:: Information shown

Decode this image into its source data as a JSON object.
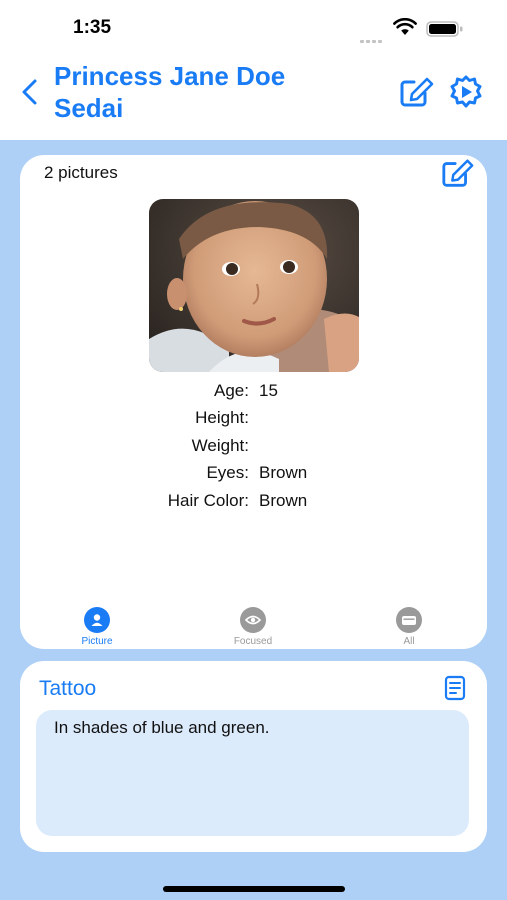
{
  "status": {
    "time": "1:35"
  },
  "nav": {
    "title": "Princess Jane Doe Sedai"
  },
  "profile": {
    "picture_count": "2 pictures",
    "details": [
      {
        "label": "Age:",
        "value": "15"
      },
      {
        "label": "Height:",
        "value": ""
      },
      {
        "label": "Weight:",
        "value": ""
      },
      {
        "label": "Eyes:",
        "value": "Brown"
      },
      {
        "label": "Hair Color:",
        "value": "Brown"
      }
    ]
  },
  "tabs": [
    {
      "label": "Picture",
      "icon": "person-circle-icon",
      "active": true
    },
    {
      "label": "Focused",
      "icon": "eye-circle-icon",
      "active": false
    },
    {
      "label": "All",
      "icon": "cards-circle-icon",
      "active": false
    }
  ],
  "tattoo": {
    "title": "Tattoo",
    "text": "In shades of blue and green."
  },
  "colors": {
    "accent": "#1a7cf5",
    "background": "#aed0f7",
    "tab_inactive": "#9a9a9a",
    "tattoo_box": "#dcebfc"
  }
}
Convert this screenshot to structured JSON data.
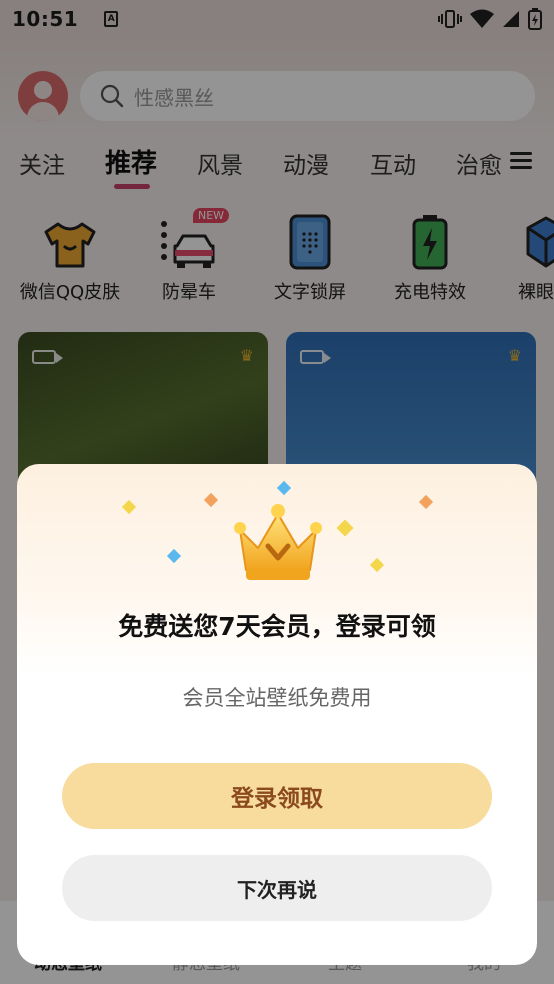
{
  "status_bar": {
    "time": "10:51",
    "accessibility_badge": "A"
  },
  "search": {
    "placeholder": "性感黑丝"
  },
  "tabs": [
    {
      "label": "关注"
    },
    {
      "label": "推荐",
      "active": true
    },
    {
      "label": "风景"
    },
    {
      "label": "动漫"
    },
    {
      "label": "互动"
    },
    {
      "label": "治愈"
    }
  ],
  "categories": [
    {
      "label": "微信QQ皮肤",
      "icon": "tshirt-icon"
    },
    {
      "label": "防晕车",
      "icon": "car-icon",
      "badge": "NEW"
    },
    {
      "label": "文字锁屏",
      "icon": "phone-icon"
    },
    {
      "label": "充电特效",
      "icon": "battery-icon"
    },
    {
      "label": "裸眼",
      "icon": "cube-icon"
    }
  ],
  "bottom_nav": [
    "动态壁纸",
    "静态壁纸",
    "主题",
    "我的"
  ],
  "modal": {
    "title": "免费送您7天会员，登录可领",
    "subtitle": "会员全站壁纸免费用",
    "primary_label": "登录领取",
    "secondary_label": "下次再说"
  },
  "colors": {
    "accent": "#c8436b",
    "primary_button_bg": "#f8dc9d",
    "primary_button_text": "#8a4a1e",
    "secondary_button_bg": "#eeeeee"
  }
}
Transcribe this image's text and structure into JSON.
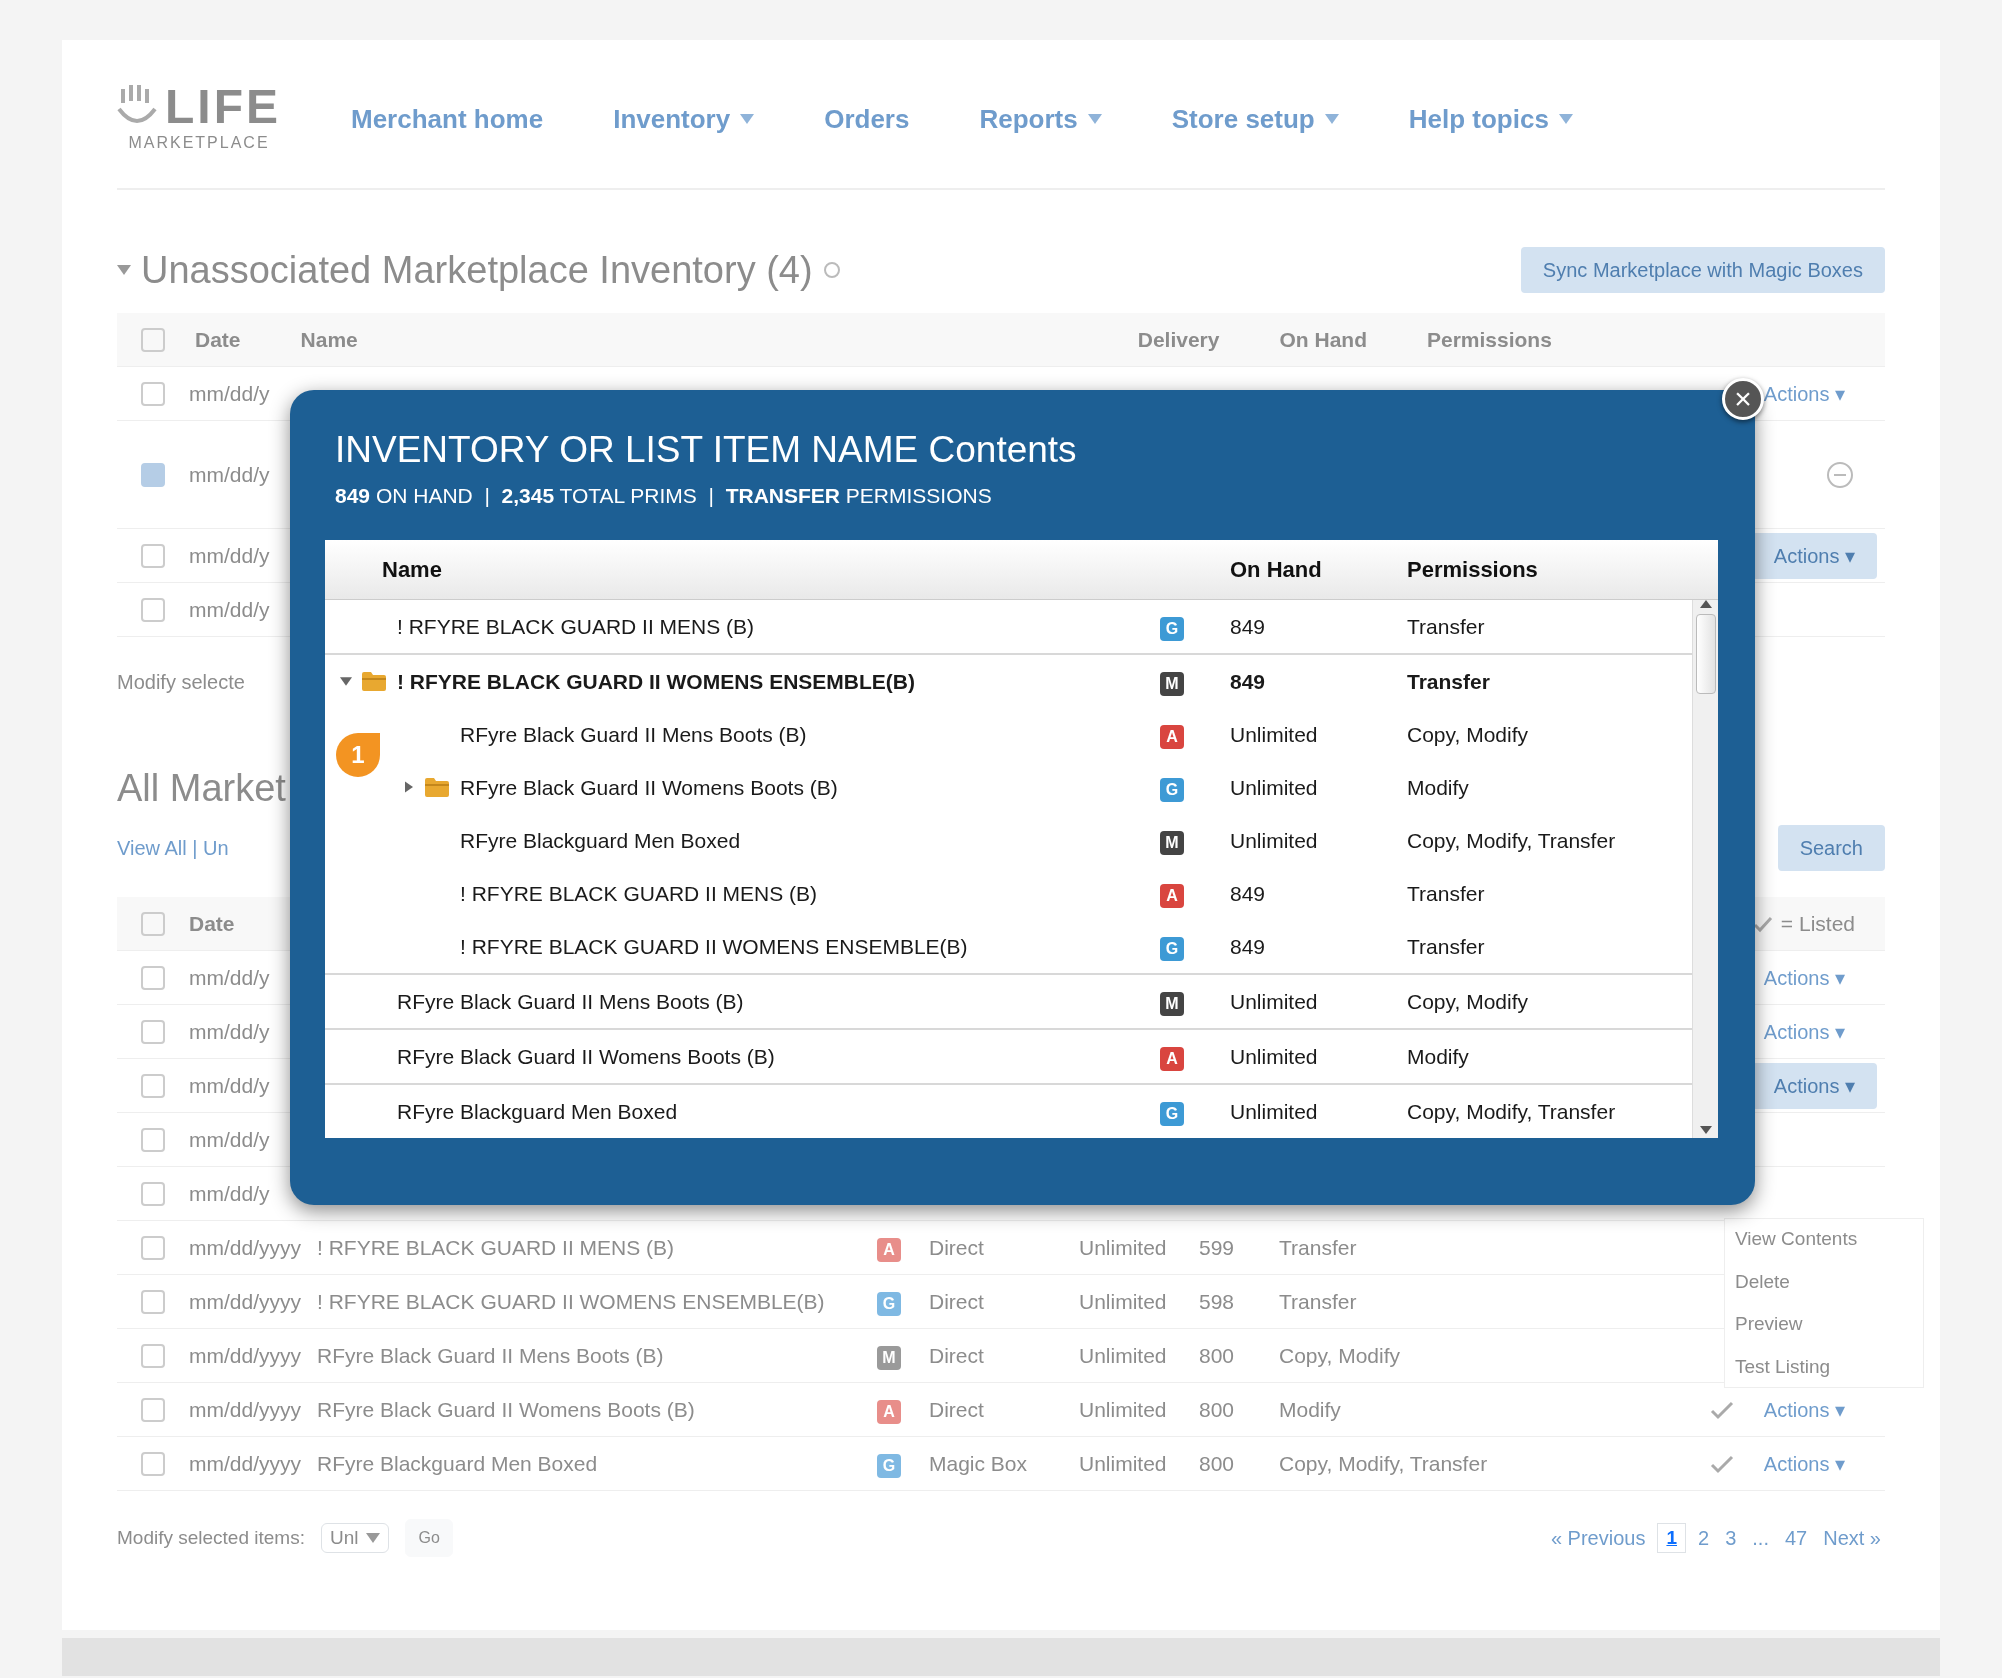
{
  "header": {
    "logo_main": "LIFE",
    "logo_sub": "MARKETPLACE",
    "nav": [
      {
        "label": "Merchant home",
        "dropdown": false
      },
      {
        "label": "Inventory",
        "dropdown": true
      },
      {
        "label": "Orders",
        "dropdown": false
      },
      {
        "label": "Reports",
        "dropdown": true
      },
      {
        "label": "Store setup",
        "dropdown": true
      },
      {
        "label": "Help topics",
        "dropdown": true
      }
    ]
  },
  "unassociated": {
    "title": "Unassociated Marketplace Inventory (4)",
    "expanded": true,
    "header_checked": false,
    "sync_button": "Sync Marketplace with Magic Boxes",
    "columns": [
      "Date",
      "Name",
      "Delivery",
      "On Hand",
      "Permissions"
    ],
    "rows": [
      {
        "date": "mm/dd/y",
        "checked": false,
        "kind": "link",
        "action_label": "Actions ▾"
      },
      {
        "date": "mm/dd/y",
        "checked": true,
        "kind": "icon"
      },
      {
        "date": "mm/dd/y",
        "checked": false,
        "kind": "button",
        "action_label": "Actions ▾"
      },
      {
        "date": "mm/dd/y",
        "checked": false,
        "kind": "plain"
      }
    ],
    "footer": "Modify selecte"
  },
  "all": {
    "title": "All Market",
    "view_links": "View All | Un",
    "search_button": "Search",
    "date_column": "Date",
    "header_checked": false,
    "listed_legend": "= Listed",
    "rows": [
      {
        "date": "mm/dd/y",
        "checked": false,
        "kind": "link",
        "action_label": "Actions ▾"
      },
      {
        "date": "mm/dd/y",
        "checked": false,
        "kind": "link",
        "action_label": "Actions ▾"
      },
      {
        "date": "mm/dd/y",
        "checked": false,
        "kind": "button",
        "action_label": "Actions ▾"
      },
      {
        "date": "mm/dd/y",
        "checked": false,
        "kind": "plain"
      },
      {
        "date": "mm/dd/y",
        "checked": false,
        "kind": "plain"
      }
    ],
    "full_rows": [
      {
        "checked": false,
        "date": "mm/dd/yyyy",
        "name": "! RFYRE BLACK GUARD II MENS (B)",
        "badge": {
          "text": "A",
          "color": "#e88e8a"
        },
        "delivery": "Direct",
        "on_hand": "Unlimited",
        "count": "599",
        "permissions": "Transfer",
        "listed": false
      },
      {
        "checked": false,
        "date": "mm/dd/yyyy",
        "name": "! RFYRE BLACK GUARD II WOMENS ENSEMBLE(B)",
        "badge": {
          "text": "G",
          "color": "#7fb9e3"
        },
        "delivery": "Direct",
        "on_hand": "Unlimited",
        "count": "598",
        "permissions": "Transfer",
        "listed": false
      },
      {
        "checked": false,
        "date": "mm/dd/yyyy",
        "name": "RFyre Black Guard II Mens Boots (B)",
        "badge": {
          "text": "M",
          "color": "#9a9a9a"
        },
        "delivery": "Direct",
        "on_hand": "Unlimited",
        "count": "800",
        "permissions": "Copy, Modify",
        "listed": false
      },
      {
        "checked": false,
        "date": "mm/dd/yyyy",
        "name": "RFyre Black Guard II Womens Boots (B)",
        "badge": {
          "text": "A",
          "color": "#e88e8a"
        },
        "delivery": "Direct",
        "on_hand": "Unlimited",
        "count": "800",
        "permissions": "Modify",
        "listed": true,
        "action_label": "Actions ▾"
      },
      {
        "checked": false,
        "date": "mm/dd/yyyy",
        "name": "RFyre Blackguard Men Boxed",
        "badge": {
          "text": "G",
          "color": "#7fb9e3"
        },
        "delivery": "Magic Box",
        "on_hand": "Unlimited",
        "count": "800",
        "permissions": "Copy, Modify, Transfer",
        "listed": true,
        "action_label": "Actions ▾"
      }
    ],
    "context_menu": [
      "View Contents",
      "Delete",
      "Preview",
      "Test Listing"
    ],
    "footer": {
      "label": "Modify selected items:",
      "select_value": "Unl",
      "go": "Go",
      "pages": [
        {
          "label": "« Previous",
          "selected": false
        },
        {
          "label": "1",
          "selected": true
        },
        {
          "label": "2",
          "selected": false
        },
        {
          "label": "3",
          "selected": false
        },
        {
          "label": "...",
          "selected": false
        },
        {
          "label": "47",
          "selected": false
        },
        {
          "label": "Next »",
          "selected": false
        }
      ]
    }
  },
  "modal": {
    "title": "INVENTORY OR LIST ITEM NAME Contents",
    "summary": "**849** ON HAND  |  **2,345** TOTAL PRIMS  |  **TRANSFER** PERMISSIONS",
    "close": "×",
    "marker": "1",
    "columns": [
      "Name",
      "On Hand",
      "Permissions"
    ],
    "rows": [
      {
        "kind": "item",
        "name": "! RFYRE BLACK GUARD II MENS (B)",
        "badge": {
          "text": "G",
          "color": "#3d9ad5"
        },
        "on_hand": "849",
        "permissions": "Transfer"
      },
      {
        "kind": "folder",
        "expanded": true,
        "name": "! RFYRE BLACK GUARD II WOMENS ENSEMBLE(B)",
        "badge": {
          "text": "M",
          "color": "#444444"
        },
        "on_hand": "849",
        "permissions": "Transfer",
        "children": [
          {
            "kind": "item",
            "name": "RFyre Black Guard II Mens Boots (B)",
            "badge": {
              "text": "A",
              "color": "#d9453f"
            },
            "on_hand": "Unlimited",
            "permissions": "Copy, Modify"
          },
          {
            "kind": "folder",
            "expanded": false,
            "name": "RFyre Black Guard II Womens Boots (B)",
            "badge": {
              "text": "G",
              "color": "#3d9ad5"
            },
            "on_hand": "Unlimited",
            "permissions": "Modify"
          },
          {
            "kind": "item",
            "name": "RFyre Blackguard Men Boxed",
            "badge": {
              "text": "M",
              "color": "#444444"
            },
            "on_hand": "Unlimited",
            "permissions": "Copy, Modify, Transfer"
          },
          {
            "kind": "item",
            "name": "! RFYRE BLACK GUARD II MENS (B)",
            "badge": {
              "text": "A",
              "color": "#d9453f"
            },
            "on_hand": "849",
            "permissions": "Transfer"
          },
          {
            "kind": "item",
            "name": "! RFYRE BLACK GUARD II WOMENS ENSEMBLE(B)",
            "badge": {
              "text": "G",
              "color": "#3d9ad5"
            },
            "on_hand": "849",
            "permissions": "Transfer"
          }
        ]
      },
      {
        "kind": "item",
        "name": "RFyre Black Guard II Mens Boots (B)",
        "badge": {
          "text": "M",
          "color": "#444444"
        },
        "on_hand": "Unlimited",
        "permissions": "Copy, Modify"
      },
      {
        "kind": "item",
        "name": "RFyre Black Guard II Womens Boots (B)",
        "badge": {
          "text": "A",
          "color": "#d9453f"
        },
        "on_hand": "Unlimited",
        "permissions": "Modify"
      },
      {
        "kind": "item",
        "name": "RFyre Blackguard Men Boxed",
        "badge": {
          "text": "G",
          "color": "#3d9ad5"
        },
        "on_hand": "Unlimited",
        "permissions": "Copy, Modify, Transfer"
      }
    ]
  }
}
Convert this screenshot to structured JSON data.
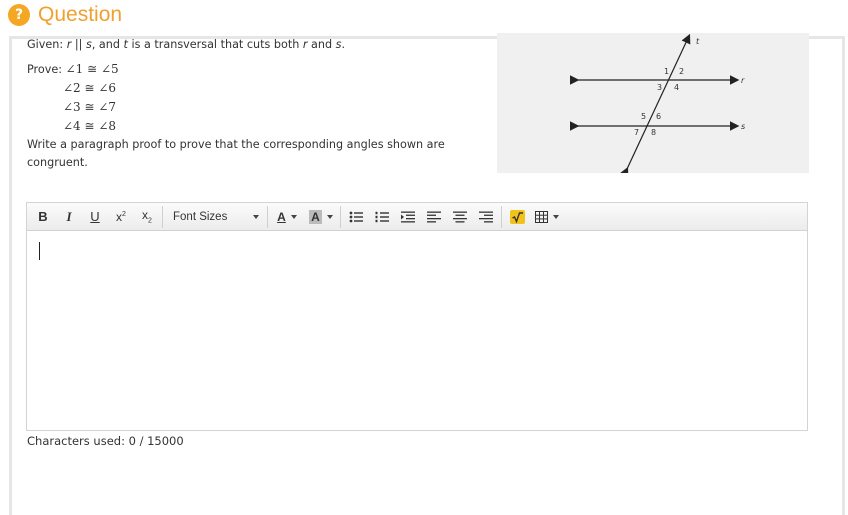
{
  "header": {
    "icon_glyph": "?",
    "title": "Question"
  },
  "prompt": {
    "given_prefix": "Given: ",
    "given_r": "r",
    "given_parallel": " || ",
    "given_s": "s",
    "given_mid": ", and ",
    "given_t": "t",
    "given_mid2": " is a transversal that cuts both ",
    "given_r2": "r",
    "given_and": " and ",
    "given_s2": "s",
    "given_end": ".",
    "prove_label": "Prove: ",
    "statements": [
      "∠1 ≅ ∠5",
      "∠2 ≅ ∠6",
      "∠3 ≅ ∠7",
      "∠4 ≅ ∠8"
    ],
    "instruction": "Write a paragraph proof to prove that the corresponding angles shown are congruent."
  },
  "figure": {
    "line_labels": {
      "t": "t",
      "r": "r",
      "s": "s"
    },
    "angle_labels": [
      "1",
      "2",
      "3",
      "4",
      "5",
      "6",
      "7",
      "8"
    ]
  },
  "toolbar": {
    "bold": "B",
    "italic": "I",
    "underline": "U",
    "font_sizes_label": "Font Sizes",
    "font_color": "A",
    "highlight_color": "A"
  },
  "editor": {
    "value": ""
  },
  "footer": {
    "char_count": "Characters used: 0 / 15000"
  }
}
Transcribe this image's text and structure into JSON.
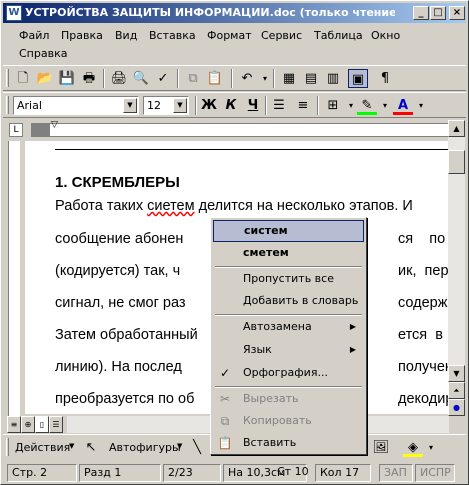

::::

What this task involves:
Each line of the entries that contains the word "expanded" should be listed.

Exercise output:
    "expanded": true,
        "expanded": true,
            "expanded": false,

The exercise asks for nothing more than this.